Let’s finish up with the ultimate relationship story, involving a young man who will, sadly, finally conclude his showbiz career this year after 67 years at the same job. If you’re a baseball fan, you’ve already figured out that I’m talking about a legend, Vin Scully. How much passion does the man inspire? SABR – the numbers people, the ones behind the advancement of statistical analysis of baseball – proclaimed him the greatest Dodger Lefty of all time, over some guy named Koufax.
Side note: there may be nothing more amazing in entertainment than looking at a list of Dodger broadcasters since 1939. The team has had three lead broadcasters. Ever.
If you’re a baseball fan in Southern California, Vin Scully has always been the soundtrack of your summer.
Actually, he’ s more than that. He’s a family member – I refer to him as Uncle Vin – as you can divine from these two quotes:
- From a fan: ““He’s like the father of the Dodgers. He’s what I grew up on. If it’s Vin Scully, we all listen to what he has to say.”
- From Uncle Vin: “When I was calling football, we’d be in a production meeting, and the producer would say, ‘This game is going to 70 percent of the country.’ And I’d say, ‘I don’t want to hear that.’ . . . To me, I’m always talking to 100 percent of the audience — and every game is like the World Series.”
Vin Scully returns passion with passion. Whether he’s talking to you about a rookie infielder in 2016 or about the Brooklyn Dodgers only World Series win back in ’55, you know he loves what he’s doing. He’s so passionate about baseball – and his fans – that it’s just not possible for him to treat any event like it’s anything other than the most important event of all time. The “content” that he creates isn’t descriptions of baseball events; it’s the passionate celebration of that day’s baseball game and his 67 years of calling baseball games.
That commitment to the audience, treating every single broadcast over 67 years like it’s the most important one of his career will build quite the relationship, won’t it?
So sure, we’ll continue to use the word “content” because talking about “great content” is easier to understand than talking about “great passion and relationships”. Make no mistake about this, however: your material is not your stock-in-trade. Content is simply a means to an end.
Your stock-in-trade is relationships. You build relationships by inspiring passion from your fans and by returning that passion to them.

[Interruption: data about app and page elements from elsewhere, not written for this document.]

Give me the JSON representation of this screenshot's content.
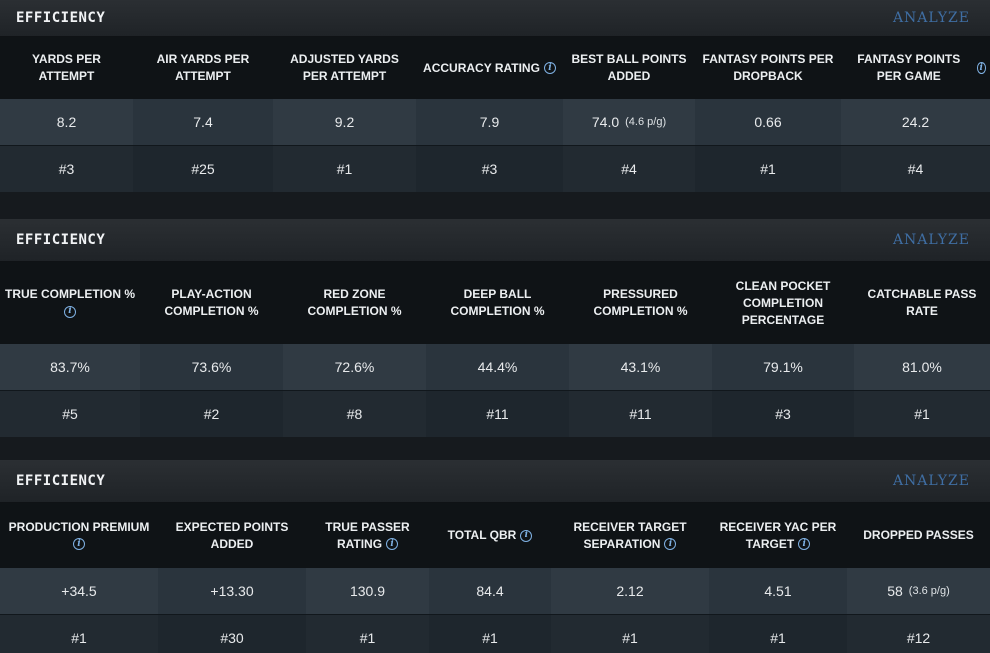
{
  "panels": [
    {
      "title": "EFFICIENCY",
      "action": "ANALYZE",
      "columns": [
        {
          "header": "YARDS PER ATTEMPT",
          "value": "8.2",
          "rank": "#3"
        },
        {
          "header": "AIR YARDS PER ATTEMPT",
          "value": "7.4",
          "rank": "#25"
        },
        {
          "header": "ADJUSTED YARDS PER ATTEMPT",
          "value": "9.2",
          "rank": "#1"
        },
        {
          "header": "ACCURACY RATING",
          "value": "7.9",
          "rank": "#3",
          "info": "i"
        },
        {
          "header": "BEST BALL POINTS ADDED",
          "value": "74.0",
          "per_game": "(4.6 p/g)",
          "rank": "#4"
        },
        {
          "header": "FANTASY POINTS PER DROPBACK",
          "value": "0.66",
          "rank": "#1"
        },
        {
          "header": "FANTASY POINTS PER GAME",
          "value": "24.2",
          "rank": "#4",
          "info": "i"
        }
      ]
    },
    {
      "title": "EFFICIENCY",
      "action": "ANALYZE",
      "columns": [
        {
          "header": "TRUE COMPLETION %",
          "value": "83.7%",
          "rank": "#5",
          "info": "i"
        },
        {
          "header": "PLAY-ACTION COMPLETION %",
          "value": "73.6%",
          "rank": "#2"
        },
        {
          "header": "RED ZONE COMPLETION %",
          "value": "72.6%",
          "rank": "#8"
        },
        {
          "header": "DEEP BALL COMPLETION %",
          "value": "44.4%",
          "rank": "#11"
        },
        {
          "header": "PRESSURED COMPLETION %",
          "value": "43.1%",
          "rank": "#11"
        },
        {
          "header": "CLEAN POCKET COMPLETION PERCENTAGE",
          "value": "79.1%",
          "rank": "#3"
        },
        {
          "header": "CATCHABLE PASS RATE",
          "value": "81.0%",
          "rank": "#1"
        }
      ]
    },
    {
      "title": "EFFICIENCY",
      "action": "ANALYZE",
      "columns": [
        {
          "header": "PRODUCTION PREMIUM",
          "value": "+34.5",
          "rank": "#1",
          "info": "i"
        },
        {
          "header": "EXPECTED POINTS ADDED",
          "value": "+13.30",
          "rank": "#30"
        },
        {
          "header": "TRUE PASSER RATING",
          "value": "130.9",
          "rank": "#1",
          "info": "i"
        },
        {
          "header": "TOTAL QBR",
          "value": "84.4",
          "rank": "#1",
          "info": "i"
        },
        {
          "header": "RECEIVER TARGET SEPARATION",
          "value": "2.12",
          "rank": "#1",
          "info": "i"
        },
        {
          "header": "RECEIVER YAC PER TARGET",
          "value": "4.51",
          "rank": "#1",
          "info": "i"
        },
        {
          "header": "DROPPED PASSES",
          "value": "58",
          "per_game": "(3.6 p/g)",
          "rank": "#12"
        }
      ]
    }
  ]
}
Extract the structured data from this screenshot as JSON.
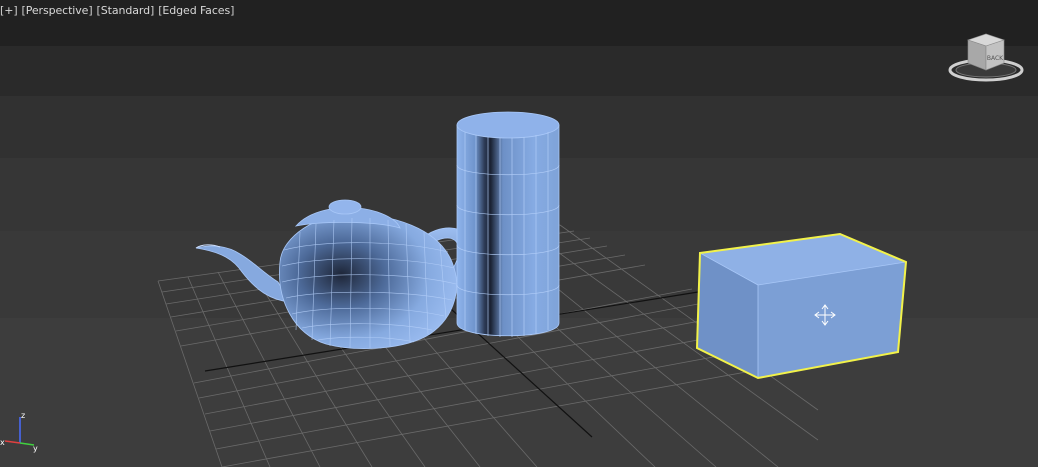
{
  "viewport": {
    "labels": [
      {
        "id": "plus",
        "text": "+"
      },
      {
        "id": "view",
        "text": "Perspective"
      },
      {
        "id": "shading",
        "text": "Standard"
      },
      {
        "id": "edges",
        "text": "Edged Faces"
      }
    ]
  },
  "viewcube": {
    "face_label": "BACK"
  },
  "axes": {
    "z_label": "z",
    "x_label": "x",
    "y_label": "y"
  },
  "colors": {
    "object_blue": "#7fa6e0",
    "wire_blue": "#9fc2f7",
    "selection_yellow": "#f2f24a",
    "grid": "#6a6a6a",
    "axis_z": "#4a6cff",
    "axis_x": "#e04040",
    "axis_y": "#40d040"
  },
  "scene": {
    "objects": [
      "teapot",
      "cylinder",
      "box"
    ],
    "selected": "box"
  }
}
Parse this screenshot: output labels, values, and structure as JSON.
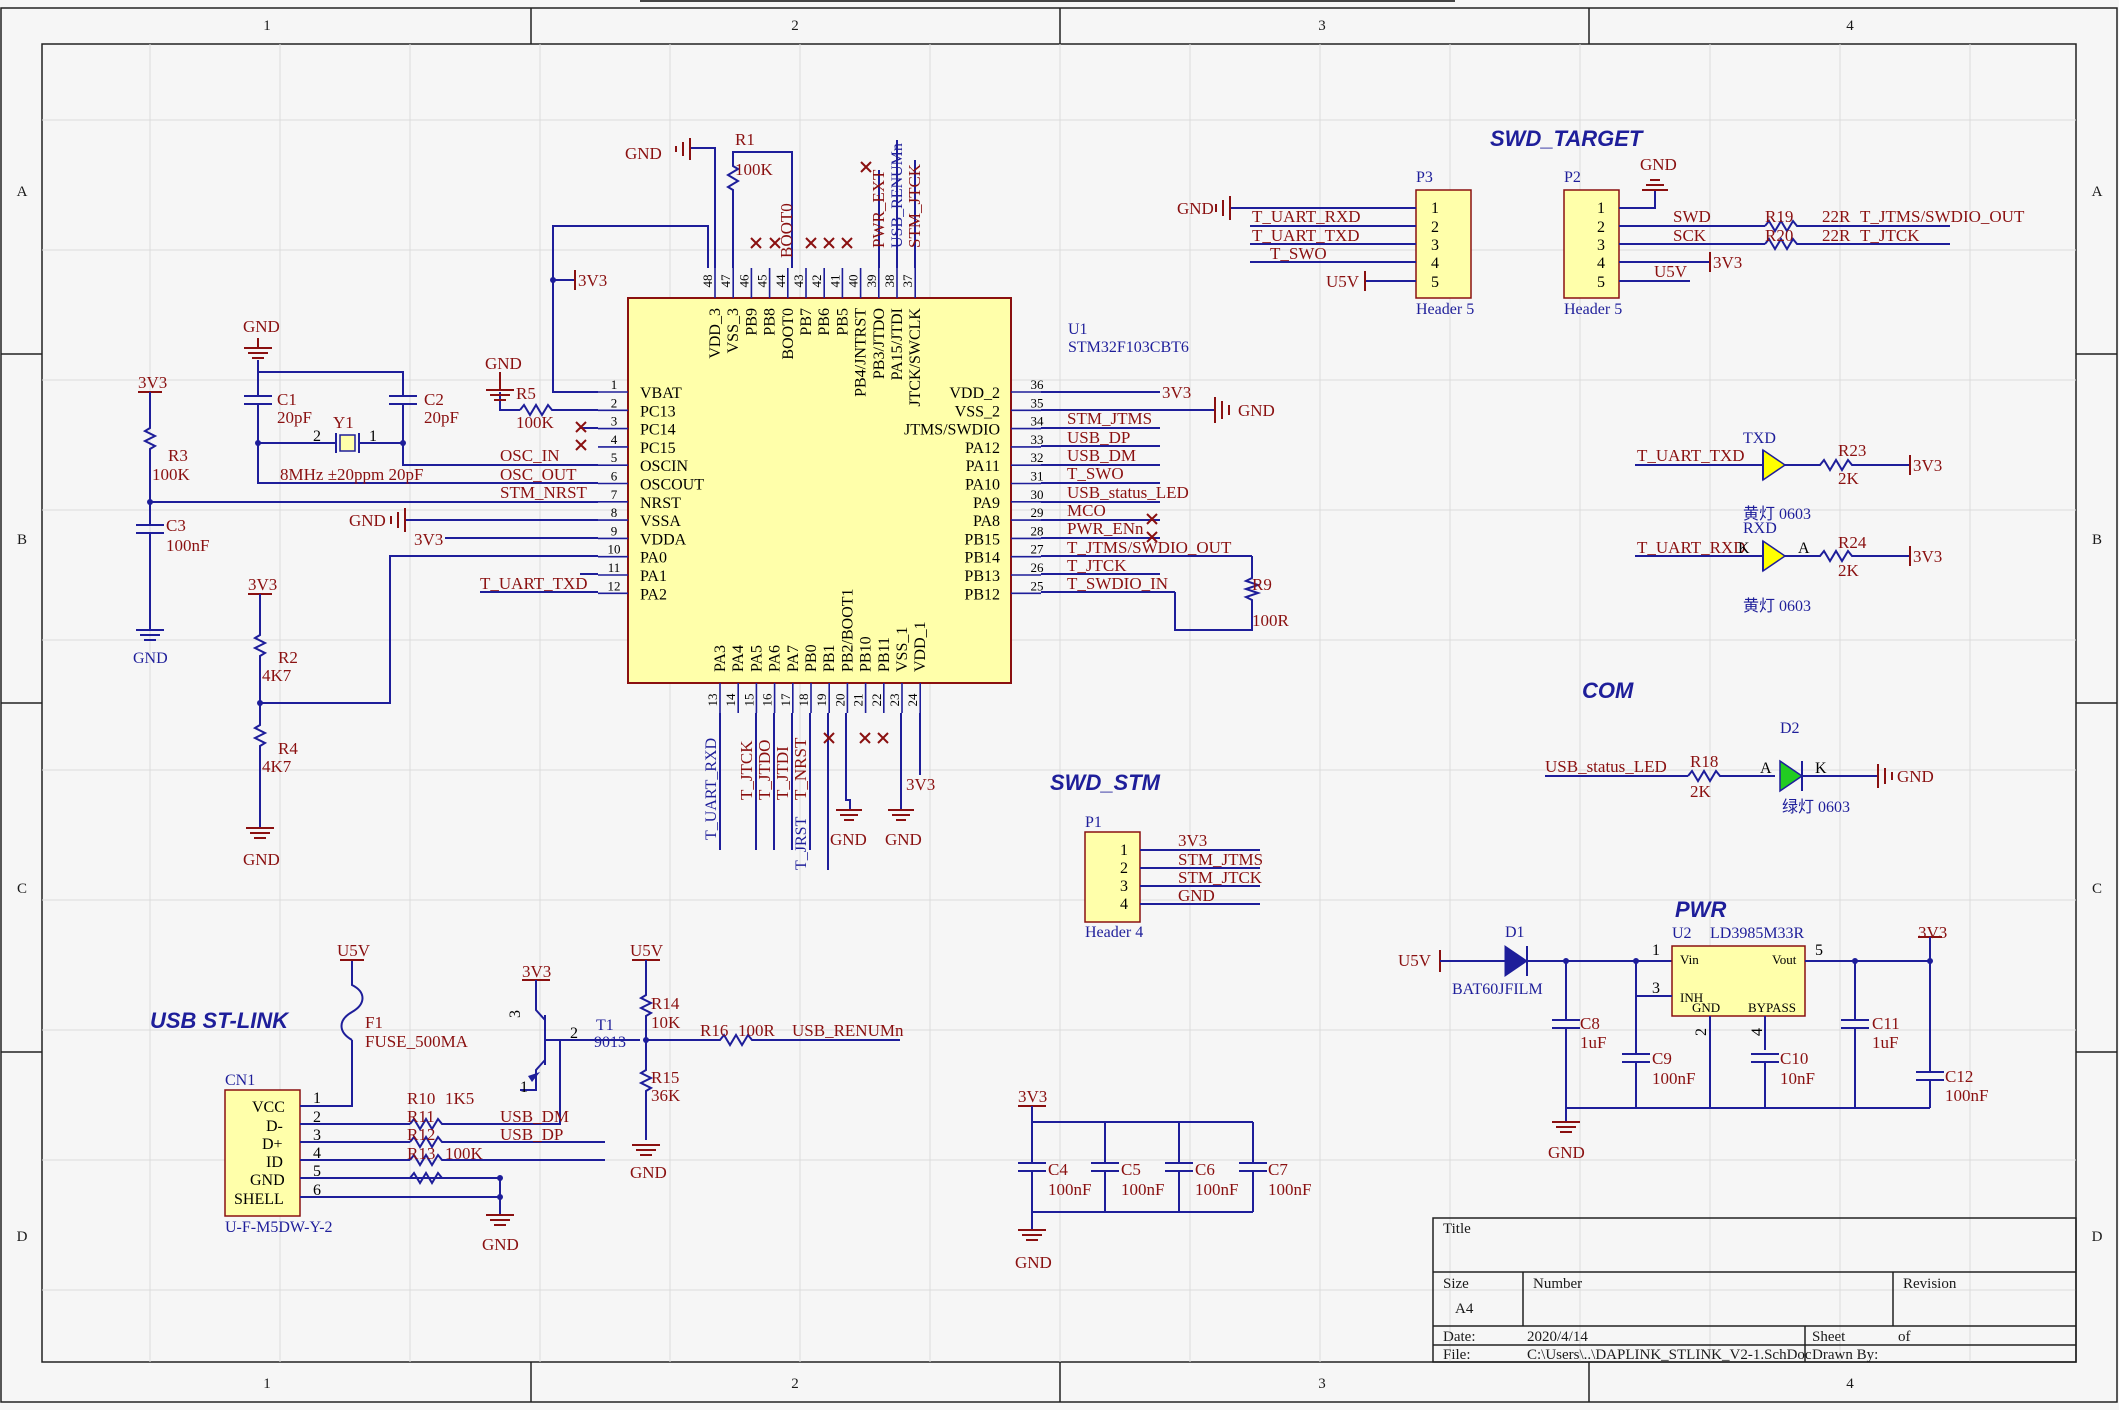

Great content is the starting point for building passionate relationships. Don’t ever settle for creating “filler” or mediocre content. Be like Vin Scully, and treat everything you create like it’s your World Series. Then, after you take the time to make your content great, take even more time to make your relationships great.
Your fans deserve it, and so do you.